Second was the four-way stop. This would include: The same, larger stop signs with flashing red beacons and all-way stop signs at all four corners; three sets of rumble strips; and short-term orange flags on the new north-south signs alerting drivers to the change.

In the end, the commission took the first option. However, commissioners stressed that this may be only an interim step as further study may lead to more changes.

Presently, the speed limit jumps from 45 miles per hour south of 30 Road to 55 north of it. Extending the 45-mph zone past 30 road was discussed.

East and westbound traffic on 30 Road is alerted to stopping by rumble strips, a stop sign and a flashing red light, and there is a sign noting cross traffic doesn’t stop.

The discussion

Bellendir told commissioners Monday that, according to accident reports, there are have been four crashes at the intersection. But, that is misleading.

These reports note the intersection as the crash location only if it took place where the roads actually cross. They do not include wrecks outside that crossing that may have been caused by it. 

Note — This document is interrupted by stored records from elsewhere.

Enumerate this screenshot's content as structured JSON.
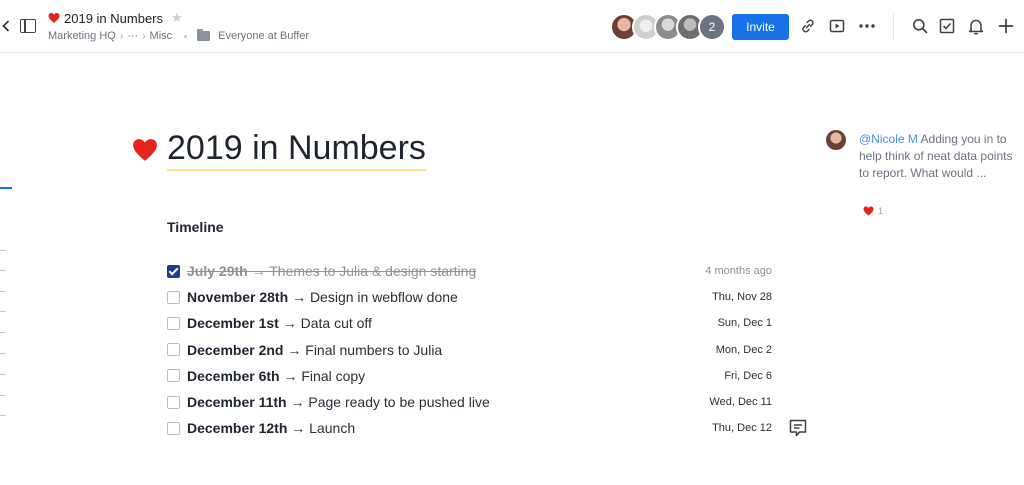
{
  "header": {
    "doc_title": "2019 in Numbers",
    "breadcrumb": {
      "root": "Marketing HQ",
      "sep1": "›",
      "ellipsis": "···",
      "sep2": "›",
      "folder": "Misc",
      "shared_with": "Everyone at Buffer"
    },
    "extra_members_count": "2",
    "invite_label": "Invite"
  },
  "icons": {
    "back": "chevron-left-icon",
    "sidebar": "sidebar-toggle-icon",
    "favorite": "star-icon",
    "link": "link-icon",
    "present": "play-icon",
    "more": "more-icon",
    "search": "search-icon",
    "tasks": "checkbox-icon",
    "notifications": "bell-icon",
    "new": "plus-icon",
    "comment": "comment-icon"
  },
  "colors": {
    "accent": "#1672e6",
    "checked": "#1a3f8f",
    "heart": "#e8231d",
    "title_underline": "#ffe08a",
    "mention": "#4a90e2"
  },
  "doc": {
    "title": "2019 in Numbers",
    "section": "Timeline",
    "arrow": "→",
    "items": [
      {
        "checked": true,
        "date_label": "July 29th",
        "task": "Themes to Julia & design starting",
        "due": "4 months ago"
      },
      {
        "checked": false,
        "date_label": "November 28th",
        "task": "Design in webflow done",
        "due": "Thu, Nov 28"
      },
      {
        "checked": false,
        "date_label": "December 1st",
        "task": "Data cut off",
        "due": "Sun, Dec 1"
      },
      {
        "checked": false,
        "date_label": "December 2nd",
        "task": "Final numbers to Julia",
        "due": "Mon, Dec 2"
      },
      {
        "checked": false,
        "date_label": "December 6th",
        "task": "Final copy",
        "due": "Fri, Dec 6"
      },
      {
        "checked": false,
        "date_label": "December 11th",
        "task": "Page ready to be pushed live",
        "due": "Wed, Dec 11"
      },
      {
        "checked": false,
        "date_label": "December 12th",
        "task": "Launch",
        "due": "Thu, Dec 12"
      }
    ]
  },
  "comment": {
    "mention": "@Nicole M",
    "text": "Adding you in to help think of neat data points to report. What would ...",
    "reaction_count": "1"
  }
}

A 10-year study by the Kansas Department of Transportation indicates that between 2008-2015, there were 15 crashes there, McManaman said. These were evenly distributed between vehicles coming from all directions.

Bellendir said his deputies have held special enforcements in the area. He did note that it is legal, since there is no white stop line or crosswalk, for a driver to ease up as close to the corner as possible to look for traffic.

“Most drivers are not aware of that law,” he said.

“I drove that three times (following the earlier discussion). I had plenty of vision.” Schremmer said, adding he watched as other vehicles just blew through the stop signs. “I don’t know what you can do out there with the other drivers. I don’t know what the answer is.”

Those who live on Washington close to the intersection said they have seen the problems there, noting they have to back out onto the road and hear the accelerating vehicles whizzing by. It was their suggestion to lower the speed on Washington north of 30 Road.

This was also popular with commissioners, but changing a speed limit must be done through a resolution. After one is drafted, it will be considered by the commission at a later date.

Others noted there were more intersections in the county that are dangerous. They also were worried that the addition of rumble strips on Washington would disturb area residents and, perhaps, damage property values.

Someone else suggested getting rid of the trees at the southeast corner. That shelter belt lines the property of Schenk. “I am the SOB with all the trees,” he said.

His family moved there for the peace and quiet, and none of the trees enter the county easements.

He noted that there have been many other crashes at many other locations. He even recalled one in which involved he and his daughter.

He supported the improved two-way stop and the reduced speed.

Then, Weber addressed the meeting. “I don’t know all the details of the accident,” she said.

“I just want to save one person from going through the heartache that I’m going through,” she said. She wanted to see a four-way stop.

Stover was killed when her westbound car was struck broadside by a northbound loaded cement truck after she failed to stop.  

The decision

“I am sorry for the situation that came up and the death of the young lady,” Commissioner Don Davis said. 

“As a professional driver for 48 years, I learned to obey the laws of the highways and roadways,” he said. It was Davis who moved to improve the current traffic situation at the corner in lieu of a making it a four-way stop.

“What ever we do, we have to do what is best for everybody,” Schremmer said. 

“This is a problem intersection,” Commission Chairwoman Jennifer Schartz said. “It is the job of this board to keep the citizens as safe as we can.”

She supported a four-way stop. This, she said, would be the best way to protect the good drivers while decreasing the likelihood of future collisions.

Failure to do something, Schartz said, would make her feel culpable if there were additional wrecks at the location.

Improving the intersection as it is was approved unanimously. Commissioners assured those present they will continue to study the matter.